Collected data entries

===

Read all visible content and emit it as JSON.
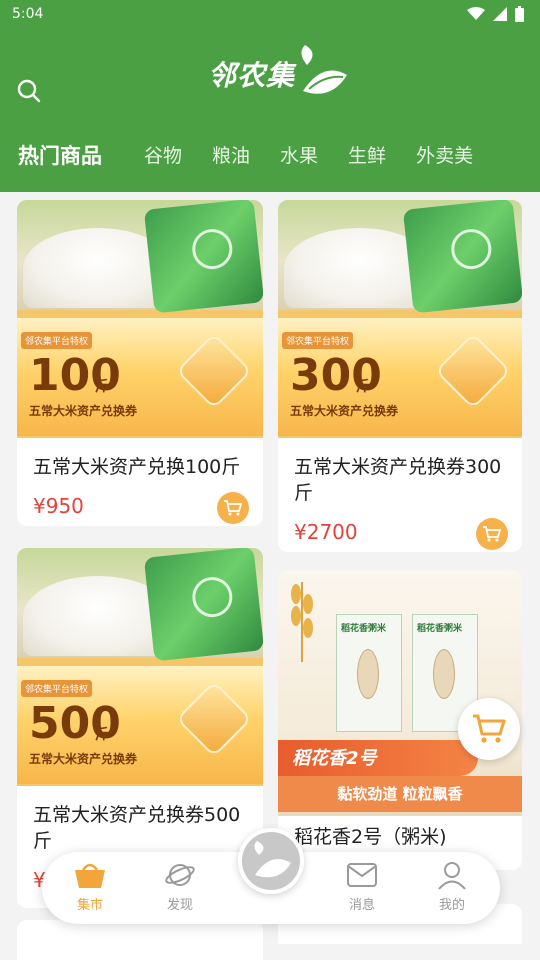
{
  "status_bar": {
    "time": "5:04"
  },
  "header": {
    "logo_text": "邻农集"
  },
  "tabs": [
    {
      "label": "热门商品"
    },
    {
      "label": "谷物"
    },
    {
      "label": "粮油"
    },
    {
      "label": "水果"
    },
    {
      "label": "生鲜"
    },
    {
      "label": "外卖美"
    }
  ],
  "products": [
    {
      "title": "五常大米资产兑换100斤",
      "price": "¥950",
      "voucher_amount": "100",
      "voucher_unit": "斤",
      "voucher_badge": "邻农集平台特权",
      "voucher_sub": "五常大米资产兑换券"
    },
    {
      "title": "五常大米资产兑换券300斤",
      "price": "¥2700",
      "voucher_amount": "300",
      "voucher_unit": "斤",
      "voucher_badge": "邻农集平台特权",
      "voucher_sub": "五常大米资产兑换券"
    },
    {
      "title": "五常大米资产兑换券500斤",
      "price": "¥",
      "voucher_amount": "500",
      "voucher_unit": "斤",
      "voucher_badge": "邻农集平台特权",
      "voucher_sub": "五常大米资产兑换券"
    },
    {
      "title": "稻花香2号（粥米)",
      "box_label": "稻花香粥米",
      "ribbon": "稻花香2号",
      "ribbon_sub": "黏软劲道 粒粒飘香"
    }
  ],
  "bottom_nav": [
    {
      "label": "集市",
      "icon": "basket-icon",
      "active": true
    },
    {
      "label": "发现",
      "icon": "planet-icon",
      "active": false
    },
    {
      "label": "消息",
      "icon": "mail-icon",
      "active": false
    },
    {
      "label": "我的",
      "icon": "user-icon",
      "active": false
    }
  ],
  "colors": {
    "brand_green": "#4aa043",
    "price_red": "#e6423a",
    "accent_orange": "#f3a53b"
  }
}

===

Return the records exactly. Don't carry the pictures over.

Read all visible content and emit it as JSON.
{
  "status_bar": {
    "time": "5:04"
  },
  "header": {
    "logo_text": "邻农集"
  },
  "tabs": [
    {
      "label": "热门商品"
    },
    {
      "label": "谷物"
    },
    {
      "label": "粮油"
    },
    {
      "label": "水果"
    },
    {
      "label": "生鲜"
    },
    {
      "label": "外卖美"
    }
  ],
  "products": [
    {
      "title": "五常大米资产兑换100斤",
      "price": "¥950",
      "voucher_amount": "100",
      "voucher_unit": "斤",
      "voucher_badge": "邻农集平台特权",
      "voucher_sub": "五常大米资产兑换券"
    },
    {
      "title": "五常大米资产兑换券300斤",
      "price": "¥2700",
      "voucher_amount": "300",
      "voucher_unit": "斤",
      "voucher_badge": "邻农集平台特权",
      "voucher_sub": "五常大米资产兑换券"
    },
    {
      "title": "五常大米资产兑换券500斤",
      "price": "¥",
      "voucher_amount": "500",
      "voucher_unit": "斤",
      "voucher_badge": "邻农集平台特权",
      "voucher_sub": "五常大米资产兑换券"
    },
    {
      "title": "稻花香2号（粥米)",
      "box_label": "稻花香粥米",
      "ribbon": "稻花香2号",
      "ribbon_sub": "黏软劲道 粒粒飘香"
    }
  ],
  "bottom_nav": [
    {
      "label": "集市",
      "icon": "basket-icon",
      "active": true
    },
    {
      "label": "发现",
      "icon": "planet-icon",
      "active": false
    },
    {
      "label": "消息",
      "icon": "mail-icon",
      "active": false
    },
    {
      "label": "我的",
      "icon": "user-icon",
      "active": false
    }
  ],
  "colors": {
    "brand_green": "#4aa043",
    "price_red": "#e6423a",
    "accent_orange": "#f3a53b"
  }
}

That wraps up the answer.